Output the records. Match them exactly.

Material provided:
- - - - - - -

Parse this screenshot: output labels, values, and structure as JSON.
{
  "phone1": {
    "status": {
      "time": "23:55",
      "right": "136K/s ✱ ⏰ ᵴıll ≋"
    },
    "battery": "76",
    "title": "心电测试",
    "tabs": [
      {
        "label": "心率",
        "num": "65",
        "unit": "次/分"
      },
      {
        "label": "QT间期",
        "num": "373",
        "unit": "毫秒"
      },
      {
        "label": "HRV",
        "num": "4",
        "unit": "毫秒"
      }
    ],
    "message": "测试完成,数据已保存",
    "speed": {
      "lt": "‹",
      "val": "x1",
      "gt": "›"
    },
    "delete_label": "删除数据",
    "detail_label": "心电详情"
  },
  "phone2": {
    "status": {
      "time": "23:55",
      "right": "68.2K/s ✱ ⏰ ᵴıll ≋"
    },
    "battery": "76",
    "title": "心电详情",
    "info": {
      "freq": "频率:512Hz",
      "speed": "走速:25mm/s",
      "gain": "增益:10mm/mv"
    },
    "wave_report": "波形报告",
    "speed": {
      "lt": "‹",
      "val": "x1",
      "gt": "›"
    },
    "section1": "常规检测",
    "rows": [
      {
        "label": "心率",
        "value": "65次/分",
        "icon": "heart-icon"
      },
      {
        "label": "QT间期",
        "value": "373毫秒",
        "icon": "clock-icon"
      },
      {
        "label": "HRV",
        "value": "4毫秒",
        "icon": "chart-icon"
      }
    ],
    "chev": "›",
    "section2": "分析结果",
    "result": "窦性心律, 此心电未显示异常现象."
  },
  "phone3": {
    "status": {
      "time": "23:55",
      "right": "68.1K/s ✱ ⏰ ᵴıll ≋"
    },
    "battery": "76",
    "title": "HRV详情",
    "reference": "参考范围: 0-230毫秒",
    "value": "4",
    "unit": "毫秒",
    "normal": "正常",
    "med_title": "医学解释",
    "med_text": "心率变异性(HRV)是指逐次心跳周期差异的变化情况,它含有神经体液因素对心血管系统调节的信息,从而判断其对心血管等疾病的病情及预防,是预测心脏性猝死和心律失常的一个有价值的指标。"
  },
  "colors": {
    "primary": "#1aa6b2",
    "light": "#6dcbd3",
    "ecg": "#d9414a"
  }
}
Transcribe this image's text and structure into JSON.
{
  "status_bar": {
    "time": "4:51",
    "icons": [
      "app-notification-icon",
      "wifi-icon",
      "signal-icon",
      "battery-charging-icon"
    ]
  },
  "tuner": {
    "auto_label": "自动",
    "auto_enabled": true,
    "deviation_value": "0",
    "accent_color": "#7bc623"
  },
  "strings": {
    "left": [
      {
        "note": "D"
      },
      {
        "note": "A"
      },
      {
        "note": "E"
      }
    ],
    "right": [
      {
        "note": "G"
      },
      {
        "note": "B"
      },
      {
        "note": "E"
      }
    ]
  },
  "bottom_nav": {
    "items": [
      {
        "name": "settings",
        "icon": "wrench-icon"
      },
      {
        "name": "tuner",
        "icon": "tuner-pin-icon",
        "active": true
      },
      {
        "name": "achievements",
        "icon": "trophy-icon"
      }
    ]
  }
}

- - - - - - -

Your response:
Parse this screenshot: output labels, values, and structure as JSON.
{
  "phone1": {
    "status": {
      "time": "23:55",
      "right": "136K/s ✱ ⏰ ᵴıll ≋"
    },
    "battery": "76",
    "title": "心电测试",
    "tabs": [
      {
        "label": "心率",
        "num": "65",
        "unit": "次/分"
      },
      {
        "label": "QT间期",
        "num": "373",
        "unit": "毫秒"
      },
      {
        "label": "HRV",
        "num": "4",
        "unit": "毫秒"
      }
    ],
    "message": "测试完成,数据已保存",
    "speed": {
      "lt": "‹",
      "val": "x1",
      "gt": "›"
    },
    "delete_label": "删除数据",
    "detail_label": "心电详情"
  },
  "phone2": {
    "status": {
      "time": "23:55",
      "right": "68.2K/s ✱ ⏰ ᵴıll ≋"
    },
    "battery": "76",
    "title": "心电详情",
    "info": {
      "freq": "频率:512Hz",
      "speed": "走速:25mm/s",
      "gain": "增益:10mm/mv"
    },
    "wave_report": "波形报告",
    "speed": {
      "lt": "‹",
      "val": "x1",
      "gt": "›"
    },
    "section1": "常规检测",
    "rows": [
      {
        "label": "心率",
        "value": "65次/分",
        "icon": "heart-icon"
      },
      {
        "label": "QT间期",
        "value": "373毫秒",
        "icon": "clock-icon"
      },
      {
        "label": "HRV",
        "value": "4毫秒",
        "icon": "chart-icon"
      }
    ],
    "chev": "›",
    "section2": "分析结果",
    "result": "窦性心律, 此心电未显示异常现象."
  },
  "phone3": {
    "status": {
      "time": "23:55",
      "right": "68.1K/s ✱ ⏰ ᵴıll ≋"
    },
    "battery": "76",
    "title": "HRV详情",
    "reference": "参考范围: 0-230毫秒",
    "value": "4",
    "unit": "毫秒",
    "normal": "正常",
    "med_title": "医学解释",
    "med_text": "心率变异性(HRV)是指逐次心跳周期差异的变化情况,它含有神经体液因素对心血管系统调节的信息,从而判断其对心血管等疾病的病情及预防,是预测心脏性猝死和心律失常的一个有价值的指标。"
  },
  "colors": {
    "primary": "#1aa6b2",
    "light": "#6dcbd3",
    "ecg": "#d9414a"
  }
}
Transcribe this image's text and structure into JSON.
{
  "status_bar": {
    "time": "4:51",
    "icons": [
      "app-notification-icon",
      "wifi-icon",
      "signal-icon",
      "battery-charging-icon"
    ]
  },
  "tuner": {
    "auto_label": "自动",
    "auto_enabled": true,
    "deviation_value": "0",
    "accent_color": "#7bc623"
  },
  "strings": {
    "left": [
      {
        "note": "D"
      },
      {
        "note": "A"
      },
      {
        "note": "E"
      }
    ],
    "right": [
      {
        "note": "G"
      },
      {
        "note": "B"
      },
      {
        "note": "E"
      }
    ]
  },
  "bottom_nav": {
    "items": [
      {
        "name": "settings",
        "icon": "wrench-icon"
      },
      {
        "name": "tuner",
        "icon": "tuner-pin-icon",
        "active": true
      },
      {
        "name": "achievements",
        "icon": "trophy-icon"
      }
    ]
  }
}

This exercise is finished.